Yokosuka toughens community service policy
November 18, 2007
YOKOSUKA NAVAL BASE, Japan — Not completing community-service hours could result in a loss of access to military bases under a new policy at Yokosuka.
Too many people were neglecting community service imposed as punishment, so Yokosuka added a “suspended debarment” to such assigned penalties, said the base’s staff judge advocate, Lt. Alison Shuler.
This means civilians and dependents who miss their scheduled community service on more than two occasions will be barred from all military installations in Japan. The new policy has been in place for just three months and already is making a difference, Shuler said.
“We’re seeing a lot more compliance,” she said Thursday.
The Civilian Administrative Forum, or CAF, created the suspended-debarment policy. The CAF hears cases of base civilians facing disciplinary measures for such offenses as shoplifting, assault, destruction of property and disrespecting security officers, said Arnold Webre Jr., who heads the program. Many of the offenders are minors, he said.
After the offender, a sponsor and an administrative hearing officer discuss an incident, the hearing officer restates the facts and makes a recommendation for community service. Adults usually work off their hours in the library or chapel, while minors normally pick up trash. Webre described the process as “pretty non-adversarial.”
The recommendation then goes to base commander, Capt. Daniel Weed, who can increase or decrease the recommended community service.
The suspended-debarment policy will be used if an offender fails to complete 25 hours of community service a month. A first offense garners a warning letter; the second mandates a meeting with the base’s chief staff officer; and a third strike results in debarment.
Debarment now means restriction from every military installation in Japan.

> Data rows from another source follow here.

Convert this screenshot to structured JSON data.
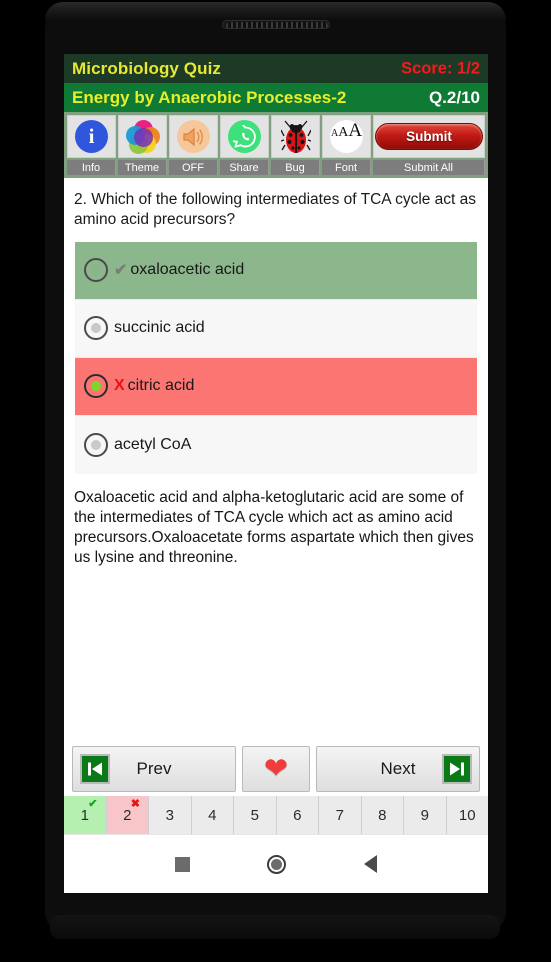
{
  "app": {
    "title": "Microbiology Quiz",
    "score_label": "Score: 1/2",
    "topic": "Energy by Anaerobic Processes-2",
    "question_counter": "Q.2/10"
  },
  "toolbar": {
    "items": [
      {
        "icon": "info-icon",
        "label": "Info"
      },
      {
        "icon": "theme-icon",
        "label": "Theme"
      },
      {
        "icon": "sound-off-icon",
        "label": "OFF"
      },
      {
        "icon": "share-icon",
        "label": "Share"
      },
      {
        "icon": "bug-icon",
        "label": "Bug"
      },
      {
        "icon": "font-size-icon",
        "label": "Font"
      }
    ],
    "submit_button": "Submit",
    "submit_all_label": "Submit All"
  },
  "question": {
    "text": "2. Which of the following intermediates of TCA cycle act as amino acid precursors?",
    "options": [
      {
        "label": "oxaloacetic acid",
        "state": "correct",
        "mark": "✔",
        "selected": false
      },
      {
        "label": "succinic acid",
        "state": "neutral",
        "mark": "",
        "selected": false
      },
      {
        "label": "citric acid",
        "state": "wrong",
        "mark": "X",
        "selected": true
      },
      {
        "label": "acetyl CoA",
        "state": "neutral",
        "mark": "",
        "selected": false
      }
    ],
    "explanation": "Oxaloacetic acid and alpha-ketoglutaric acid are some of the intermediates of TCA cycle which act as amino acid precursors.Oxaloacetate forms aspartate which then gives us lysine and threonine."
  },
  "nav": {
    "prev_label": "Prev",
    "next_label": "Next",
    "favorite_icon": "heart-icon",
    "first_icon": "skip-to-start-icon",
    "last_icon": "skip-to-end-icon"
  },
  "pager": {
    "pages": [
      {
        "number": "1",
        "state": "ok",
        "badge": "✔"
      },
      {
        "number": "2",
        "state": "bad",
        "badge": "✖"
      },
      {
        "number": "3",
        "state": "neutral",
        "badge": ""
      },
      {
        "number": "4",
        "state": "neutral",
        "badge": ""
      },
      {
        "number": "5",
        "state": "neutral",
        "badge": ""
      },
      {
        "number": "6",
        "state": "neutral",
        "badge": ""
      },
      {
        "number": "7",
        "state": "neutral",
        "badge": ""
      },
      {
        "number": "8",
        "state": "neutral",
        "badge": ""
      },
      {
        "number": "9",
        "state": "neutral",
        "badge": ""
      },
      {
        "number": "10",
        "state": "neutral",
        "badge": ""
      }
    ]
  },
  "system_nav": {
    "recent_icon": "recent-apps-icon",
    "home_icon": "home-icon",
    "back_icon": "back-icon"
  },
  "colors": {
    "header_bg": "#1d3a26",
    "subheader_bg": "#0f7a34",
    "title_text": "#e8e830",
    "score_text": "#f31b1b",
    "correct_option": "#8cb68c",
    "wrong_option": "#fb7572",
    "submit_red": "#c21a15"
  }
}
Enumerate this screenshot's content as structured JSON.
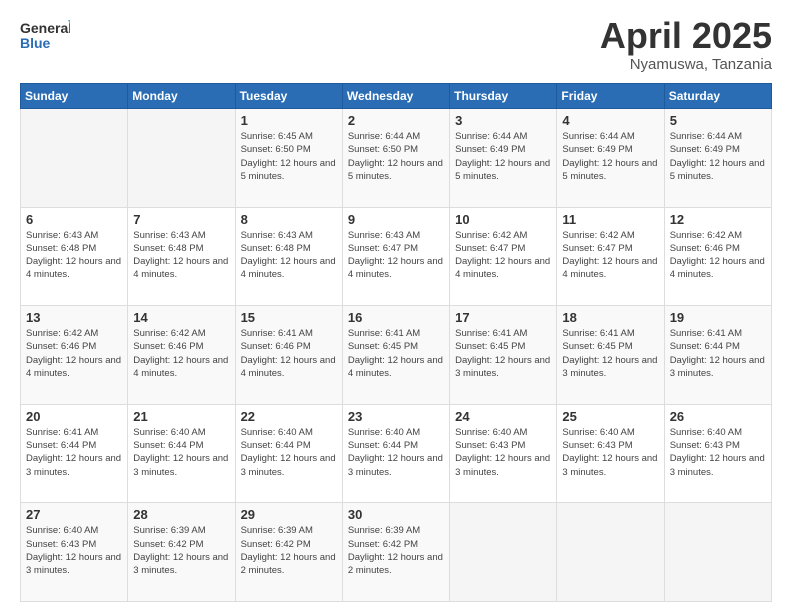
{
  "logo": {
    "general": "General",
    "blue": "Blue"
  },
  "header": {
    "title": "April 2025",
    "subtitle": "Nyamuswa, Tanzania"
  },
  "weekdays": [
    "Sunday",
    "Monday",
    "Tuesday",
    "Wednesday",
    "Thursday",
    "Friday",
    "Saturday"
  ],
  "weeks": [
    [
      {
        "day": "",
        "info": ""
      },
      {
        "day": "",
        "info": ""
      },
      {
        "day": "1",
        "info": "Sunrise: 6:45 AM\nSunset: 6:50 PM\nDaylight: 12 hours\nand 5 minutes."
      },
      {
        "day": "2",
        "info": "Sunrise: 6:44 AM\nSunset: 6:50 PM\nDaylight: 12 hours\nand 5 minutes."
      },
      {
        "day": "3",
        "info": "Sunrise: 6:44 AM\nSunset: 6:49 PM\nDaylight: 12 hours\nand 5 minutes."
      },
      {
        "day": "4",
        "info": "Sunrise: 6:44 AM\nSunset: 6:49 PM\nDaylight: 12 hours\nand 5 minutes."
      },
      {
        "day": "5",
        "info": "Sunrise: 6:44 AM\nSunset: 6:49 PM\nDaylight: 12 hours\nand 5 minutes."
      }
    ],
    [
      {
        "day": "6",
        "info": "Sunrise: 6:43 AM\nSunset: 6:48 PM\nDaylight: 12 hours\nand 4 minutes."
      },
      {
        "day": "7",
        "info": "Sunrise: 6:43 AM\nSunset: 6:48 PM\nDaylight: 12 hours\nand 4 minutes."
      },
      {
        "day": "8",
        "info": "Sunrise: 6:43 AM\nSunset: 6:48 PM\nDaylight: 12 hours\nand 4 minutes."
      },
      {
        "day": "9",
        "info": "Sunrise: 6:43 AM\nSunset: 6:47 PM\nDaylight: 12 hours\nand 4 minutes."
      },
      {
        "day": "10",
        "info": "Sunrise: 6:42 AM\nSunset: 6:47 PM\nDaylight: 12 hours\nand 4 minutes."
      },
      {
        "day": "11",
        "info": "Sunrise: 6:42 AM\nSunset: 6:47 PM\nDaylight: 12 hours\nand 4 minutes."
      },
      {
        "day": "12",
        "info": "Sunrise: 6:42 AM\nSunset: 6:46 PM\nDaylight: 12 hours\nand 4 minutes."
      }
    ],
    [
      {
        "day": "13",
        "info": "Sunrise: 6:42 AM\nSunset: 6:46 PM\nDaylight: 12 hours\nand 4 minutes."
      },
      {
        "day": "14",
        "info": "Sunrise: 6:42 AM\nSunset: 6:46 PM\nDaylight: 12 hours\nand 4 minutes."
      },
      {
        "day": "15",
        "info": "Sunrise: 6:41 AM\nSunset: 6:46 PM\nDaylight: 12 hours\nand 4 minutes."
      },
      {
        "day": "16",
        "info": "Sunrise: 6:41 AM\nSunset: 6:45 PM\nDaylight: 12 hours\nand 4 minutes."
      },
      {
        "day": "17",
        "info": "Sunrise: 6:41 AM\nSunset: 6:45 PM\nDaylight: 12 hours\nand 3 minutes."
      },
      {
        "day": "18",
        "info": "Sunrise: 6:41 AM\nSunset: 6:45 PM\nDaylight: 12 hours\nand 3 minutes."
      },
      {
        "day": "19",
        "info": "Sunrise: 6:41 AM\nSunset: 6:44 PM\nDaylight: 12 hours\nand 3 minutes."
      }
    ],
    [
      {
        "day": "20",
        "info": "Sunrise: 6:41 AM\nSunset: 6:44 PM\nDaylight: 12 hours\nand 3 minutes."
      },
      {
        "day": "21",
        "info": "Sunrise: 6:40 AM\nSunset: 6:44 PM\nDaylight: 12 hours\nand 3 minutes."
      },
      {
        "day": "22",
        "info": "Sunrise: 6:40 AM\nSunset: 6:44 PM\nDaylight: 12 hours\nand 3 minutes."
      },
      {
        "day": "23",
        "info": "Sunrise: 6:40 AM\nSunset: 6:44 PM\nDaylight: 12 hours\nand 3 minutes."
      },
      {
        "day": "24",
        "info": "Sunrise: 6:40 AM\nSunset: 6:43 PM\nDaylight: 12 hours\nand 3 minutes."
      },
      {
        "day": "25",
        "info": "Sunrise: 6:40 AM\nSunset: 6:43 PM\nDaylight: 12 hours\nand 3 minutes."
      },
      {
        "day": "26",
        "info": "Sunrise: 6:40 AM\nSunset: 6:43 PM\nDaylight: 12 hours\nand 3 minutes."
      }
    ],
    [
      {
        "day": "27",
        "info": "Sunrise: 6:40 AM\nSunset: 6:43 PM\nDaylight: 12 hours\nand 3 minutes."
      },
      {
        "day": "28",
        "info": "Sunrise: 6:39 AM\nSunset: 6:42 PM\nDaylight: 12 hours\nand 3 minutes."
      },
      {
        "day": "29",
        "info": "Sunrise: 6:39 AM\nSunset: 6:42 PM\nDaylight: 12 hours\nand 2 minutes."
      },
      {
        "day": "30",
        "info": "Sunrise: 6:39 AM\nSunset: 6:42 PM\nDaylight: 12 hours\nand 2 minutes."
      },
      {
        "day": "",
        "info": ""
      },
      {
        "day": "",
        "info": ""
      },
      {
        "day": "",
        "info": ""
      }
    ]
  ]
}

But while any aspect of the disposition can be appealed, a CAF hearing is not a legal trial, Shuler said.
“CAF is not a trial, there are no charges, and there are no punishments,” Shuler said. “The captain does not have to go through due process to bar someone from base who is causing trouble. He is in charge of maintaining good order and discipline on the base.”